WordPress webapp framework. More than a blogging engine. More than a CMS.
Posted by Leonid Mamchenkov on June 18, 2007
I’ll try to keep this post as non-technical as possible for the benefit of the general public. The main goal of the article is to show why and how WordPress is more than just a blogging engine or a content management system (CMS). WordPress is a web application framework.
First, let’s see Wikipedia definition of “Software framework”:
A software framework is a reusable design for a software system (or subsystem). This is expressed as a set of abstract classes and the way their instances collaborate for a specific type of software (Johnson and Foote 1988; Deutsch 1989). Software frameworks can be object-oriented designs. Although designs don’t have to be implemented in an object-oriented language, they usually are. A software framework may include support programs, code libraries, a scripting language, or other software to help develop and glue together the different components of a software project. Various parts of the framework may be exposed through an application programming interface (API).
Reusable design, blah blah blah, code libraries, scripting language, blah blah blah, glue together, blah blah blah, API. Not bad. I’d say it nails it.

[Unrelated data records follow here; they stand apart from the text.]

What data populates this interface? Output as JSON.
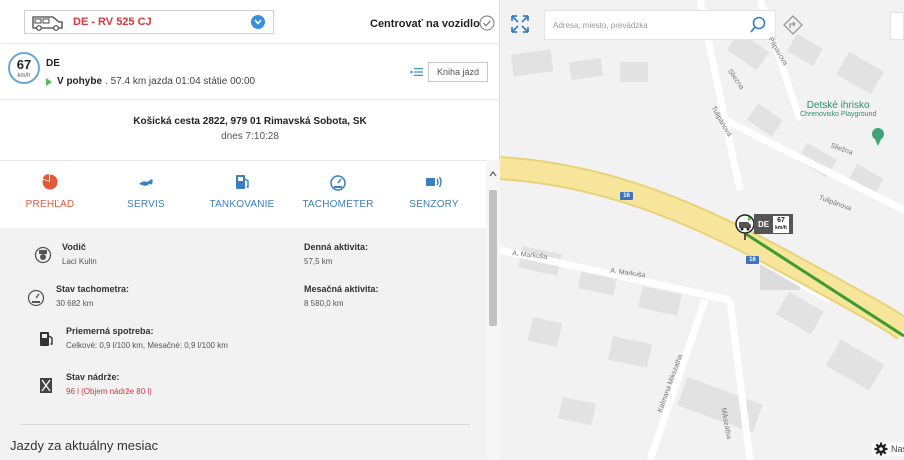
{
  "header": {
    "vehicle_plate": "DE - RV 525 CJ",
    "center_label": "Centrovať na vozidlo"
  },
  "status": {
    "speed": "67",
    "speed_unit": "km/h",
    "country": "DE",
    "state": "V pohybe",
    "details": ". 57.4 km jazda 01:04 státie 00:00",
    "logbook_button": "Kniha jázd"
  },
  "address": {
    "line": "Košická cesta 2822, 979 01 Rimavská Sobota, SK",
    "time": "dnes  7:10:28"
  },
  "tabs": [
    {
      "label": "PREHĽAD",
      "icon": "pie-chart-icon",
      "active": true
    },
    {
      "label": "SERVIS",
      "icon": "wrench-icon",
      "active": false
    },
    {
      "label": "TANKOVANIE",
      "icon": "fuel-pump-icon",
      "active": false
    },
    {
      "label": "TACHOMETER",
      "icon": "speedometer-icon",
      "active": false
    },
    {
      "label": "SENZORY",
      "icon": "sensor-icon",
      "active": false
    }
  ],
  "overview": {
    "driver_label": "Vodič",
    "driver_value": "Laci Kulin",
    "daily_label": "Denná aktivita:",
    "daily_value": "57,5 km",
    "odo_label": "Stav tachometra:",
    "odo_value": "30 682 km",
    "monthly_label": "Mesačná aktivita:",
    "monthly_value": "8 580,0 km",
    "consumption_label": "Priemerná spotreba:",
    "consumption_value": "Celkové: 0,9 l/100 km, Mesačné: 0,9 l/100 km",
    "tank_label": "Stav nádrže:",
    "tank_value": "96 l (Objem nádrže 80 l)"
  },
  "section_title": "Jazdy za aktuálny mesiac",
  "map": {
    "search_placeholder": "Adresa, miesto, prevádzka",
    "poi_name": "Detské ihrisko",
    "poi_sub": "Chrenovisko Playground",
    "streets": [
      "Sliezna",
      "Pápavova",
      "Tulipánová",
      "Sliežna",
      "Tulipánova",
      "A. Markuša",
      "A. Markuša",
      "Kalmana Mikszatha",
      "Mikszátha"
    ],
    "road_number": "16",
    "vehicle_country": "DE",
    "vehicle_speed": "67",
    "vehicle_speed_unit": "km/h",
    "settings_label": "Nas"
  },
  "colors": {
    "plate_red": "#d9363e",
    "accent_blue": "#3a7fc1",
    "active_tab": "#e05a3a",
    "route_green": "#3f9a2f",
    "road_yellow": "#f6e59a"
  }
}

The truth of the matter is that WordPress has a lot to offer to web application developers (web developers and webdevs for short). Let’s see exactly what.
- Database abstraction layer. WordPress provides functionality for database connectivity, querying, variable escaping, caching, and troubleshooting. Altogether this means faster development for database dependent web applications.

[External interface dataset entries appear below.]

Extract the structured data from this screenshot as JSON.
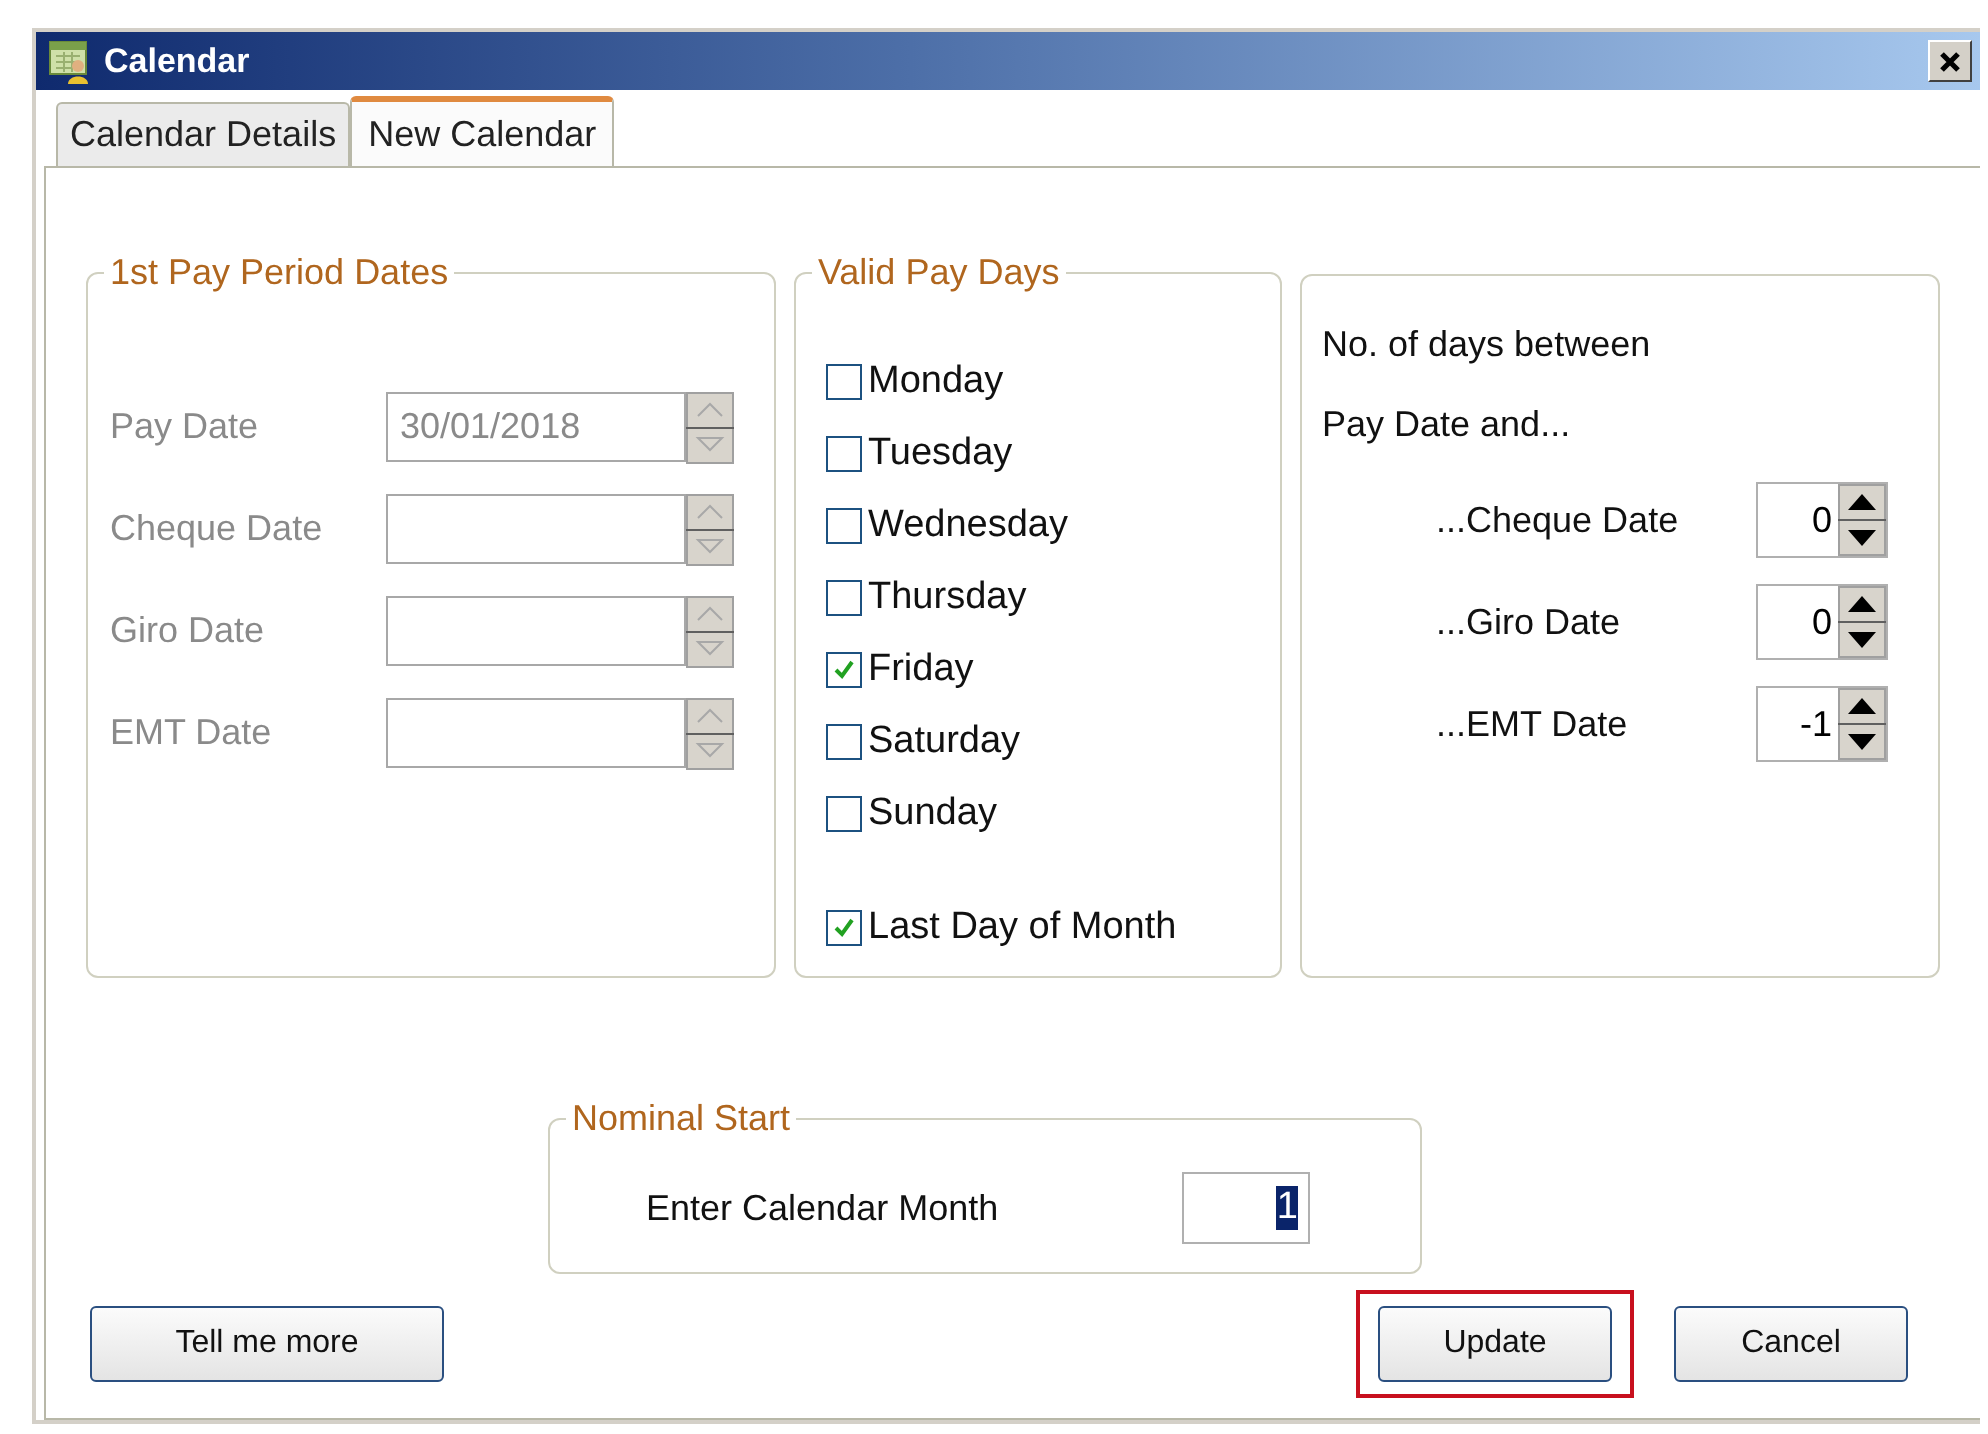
{
  "window": {
    "title": "Calendar"
  },
  "tabs": [
    {
      "label": "Calendar Details",
      "selected": false
    },
    {
      "label": "New Calendar",
      "selected": true
    }
  ],
  "pay_period": {
    "legend": "1st Pay Period Dates",
    "fields": [
      {
        "label": "Pay Date",
        "value": "30/01/2018",
        "disabled": true
      },
      {
        "label": "Cheque Date",
        "disabled": true
      },
      {
        "label": "Giro Date",
        "disabled": true
      },
      {
        "label": "EMT Date",
        "disabled": true
      }
    ]
  },
  "pay_days": {
    "legend": "Valid Pay Days",
    "options": [
      {
        "label": "Monday",
        "checked": false
      },
      {
        "label": "Tuesday",
        "checked": false
      },
      {
        "label": "Wednesday",
        "checked": false
      },
      {
        "label": "Thursday",
        "checked": false
      },
      {
        "label": "Friday",
        "checked": true
      },
      {
        "label": "Saturday",
        "checked": false
      },
      {
        "label": "Sunday",
        "checked": false
      },
      {
        "label": "Last Day of Month",
        "checked": true
      }
    ]
  },
  "offsets": {
    "heading": [
      "No. of days between",
      "Pay Date and..."
    ],
    "rows": [
      {
        "label": "...Cheque Date",
        "value": "0"
      },
      {
        "label": "...Giro Date",
        "value": "0"
      },
      {
        "label": "...EMT Date",
        "value": "-1"
      }
    ]
  },
  "nominal_start": {
    "legend": "Nominal Start",
    "label": "Enter Calendar Month",
    "value": "1",
    "selected": true
  },
  "buttons": [
    {
      "label": "Tell me more",
      "highlighted": false
    },
    {
      "label": "Update",
      "highlighted": true
    },
    {
      "label": "Cancel",
      "highlighted": false
    }
  ]
}
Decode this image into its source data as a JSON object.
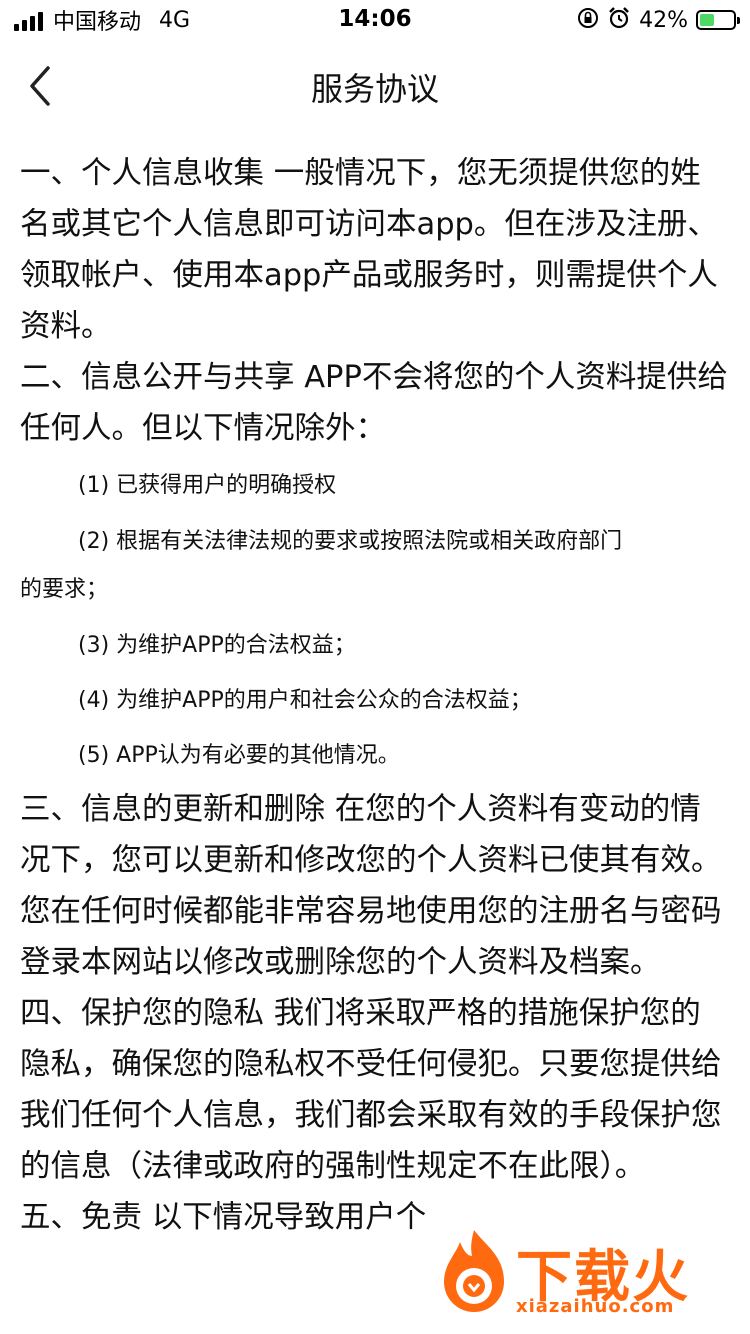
{
  "status_bar": {
    "carrier": "中国移动",
    "network": "4G",
    "time": "14:06",
    "battery": "42%",
    "battery_color": "#4cd964"
  },
  "nav": {
    "title": "服务协议",
    "back_icon": "chevron-left-icon"
  },
  "content": {
    "paragraphs": [
      "一、个人信息收集 一般情况下，您无须提供您的姓名或其它个人信息即可访问本app。但在涉及注册、领取帐户、使用本app产品或服务时，则需提供个人资料。",
      "二、信息公开与共享 APP不会将您的个人资料提供给任何人。但以下情况除外：",
      "(1) 已获得用户的明确授权",
      "(2) 根据有关法律法规的要求或按照法院或相关政府部门",
      "的要求；",
      "(3) 为维护APP的合法权益；",
      "(4) 为维护APP的用户和社会公众的合法权益；",
      "(5) APP认为有必要的其他情况。",
      "三、信息的更新和删除 在您的个人资料有变动的情况下，您可以更新和修改您的个人资料已使其有效。您在任何时候都能非常容易地使用您的注册名与密码登录本网站以修改或删除您的个人资料及档案。",
      "四、保护您的隐私 我们将采取严格的措施保护您的隐私，确保您的隐私权不受任何侵犯。只要您提供给我们任何个人信息，我们都会采取有效的手段保护您的信息（法律或政府的强制性规定不在此限）。",
      "五、免责 以下情况导致用户个"
    ]
  },
  "watermark": {
    "brand": "下载火",
    "url": "xiazaihuo.com",
    "color": "#ff6a10"
  }
}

- User management. WordPress has a whole lot of functionality around users. Most web applications these days use some sort of user management. Many require access control management. WordPress offers this out of the box.

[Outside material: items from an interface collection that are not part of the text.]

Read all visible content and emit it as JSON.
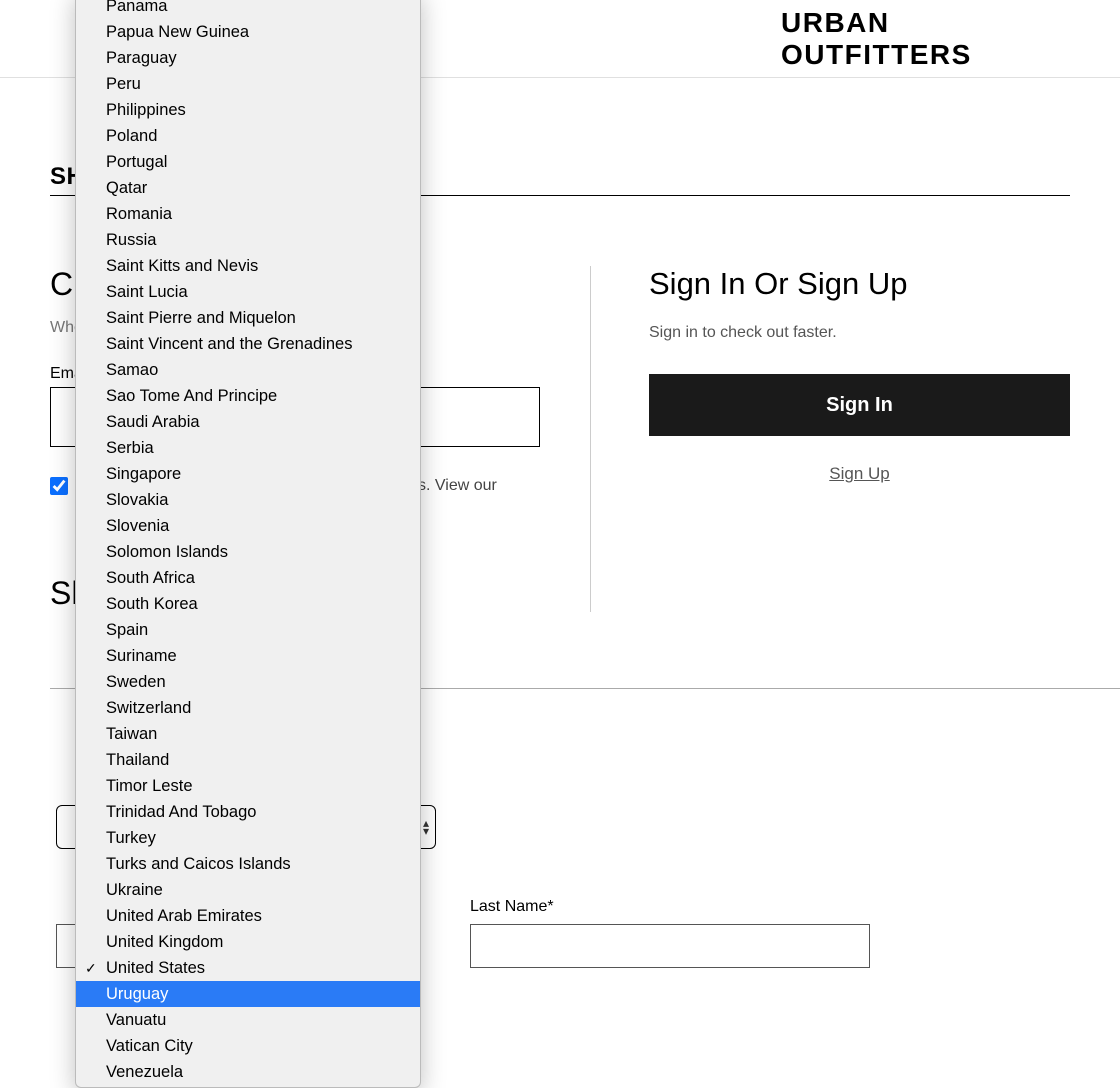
{
  "header": {
    "brand": "URBAN OUTFITTERS"
  },
  "sectionTitlePartial": "SH",
  "checkout": {
    "headingPartial": "Ch",
    "subPartial": "Whe",
    "emailLabelPartial": "Ema"
  },
  "consentPartial": "s. View our",
  "shippingHeadingPartial": "Sh",
  "signin": {
    "heading": "Sign In Or Sign Up",
    "sub": "Sign in to check out faster.",
    "button": "Sign In",
    "signup": "Sign Up"
  },
  "lastNameLabel": "Last Name*",
  "dropdown": {
    "selected": "United States",
    "highlighted": "Uruguay",
    "items": [
      "Panama",
      "Papua New Guinea",
      "Paraguay",
      "Peru",
      "Philippines",
      "Poland",
      "Portugal",
      "Qatar",
      "Romania",
      "Russia",
      "Saint Kitts and Nevis",
      "Saint Lucia",
      "Saint Pierre and Miquelon",
      "Saint Vincent and the Grenadines",
      "Samao",
      "Sao Tome And Principe",
      "Saudi Arabia",
      "Serbia",
      "Singapore",
      "Slovakia",
      "Slovenia",
      "Solomon Islands",
      "South Africa",
      "South Korea",
      "Spain",
      "Suriname",
      "Sweden",
      "Switzerland",
      "Taiwan",
      "Thailand",
      "Timor Leste",
      "Trinidad And Tobago",
      "Turkey",
      "Turks and Caicos Islands",
      "Ukraine",
      "United Arab Emirates",
      "United Kingdom",
      "United States",
      "Uruguay",
      "Vanuatu",
      "Vatican City",
      "Venezuela"
    ]
  }
}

- Content and object management. WordPress provides functionality for object management (posts, pages, attachments, drafts, categories, etc). These objects have some minimal attributes (title, author, publication date, etc), but can be easily extended with custom fields (price, size, relationship, status, and anything a webapp might need).
- XML-based interfaces. WordPress knows a lot about XML. It can import and export data in a number of XML-based formats (such as RSS and Atom, for example). And it also provides a powerful way to interact with data (both read and write) – an XML-RPC interface.
- API. WordPress is one of those system that really behave like a skeleton. It allows for all sorts of customizations, both visual and functional (plugins, themes, widgets). It lets web developers control many internal processes and outputs (hooks). It makes packaging and redistribution of features and appearences trivial with packages and themes.
On top of that, WordPress features some excellent documentation, large and active user community, search engine friendlyness, and more.
And why is that so cool? Because. Because almost all modern web applications can benefit from these. How many web applications do you know that don’t use some sort of database? How about web applications that don’t manage users? Are there any web applications at all that don’t need content management? Are there any good web applications that weren’t integrated with other web applications or extended by user community in some way?
And don’t forget that WordPress is a free and open source software. That means that anybody, anybody at all can improve it. Nobody, nobody ever is going to lock it down and have full control over the future direction. And nobody will ever force you to pay huge amounts of money for support, upgrades, or maintenance. That’s pretty important considering the cornerstone roles frameworks play in application development.
Can we have a practical example without going into too much of technical details? Yes, of course.
Consider WordPress posts. They have already been assigned different types – post, page, draft, attachment, etc. But these don’t vary a lot to demonstrate the power. What’s truly amazing is that WordPress posts can easily (with custom fields) represent any other data. WordPress post can represent a real estate object, for example. Or a car. Or a person. Or a product. Or a service.
WordPress’ own categories can be reimplemented as posts. And, in fact, that was somewhat done with pages. Remember, a page can be a parent of another page? Just use post title as category name and post content as category description, and here you go – your own category subsystem within WordPress, without any work at all.
Why do we need WordPress categories then? Well, they come handy sometimes too. Let’s say you have you’ve built a product catalog using WordPressj (each product is a WordPress post). And let’s say your products can have a number of features or properties. And let’s say these features can be easily expressed as true/false or yes/no value. For example: featured product – yes, can be shipped globally – no, available in gift wrapping – yes, needs age confirmation – no, and so on. Well, these all features can be implemented as categories. Then you just assign appropriate categories to your post (product), and you don’t need to do any programming at all. More so, you have a whole lot of functionality given to you by WordPress itself (editing, searching, aggregating, counting, etc).
WordPress provides some really useful functionality for application development. But it’s been hyped as a blogging engine and a CMS for far too long now. Getting rid of stereotypes and expanding horizons will take some time. But I have a tip for you that might be handy along the way.
For the next day or two, every time you stumble upon a web site – be that three static pages or the newest Web 2.0 service, ask yourself a question – “Can this be implemented with WordPress?”. I promise, you’ll be amazed by the number of times you’ll say “yes” (note: if you come up with “I don’t know”, use some help resources to figure out a “yes or no” answer). And after those couple of days come back and we’ll work on the “How do I do this with WordPress?” question.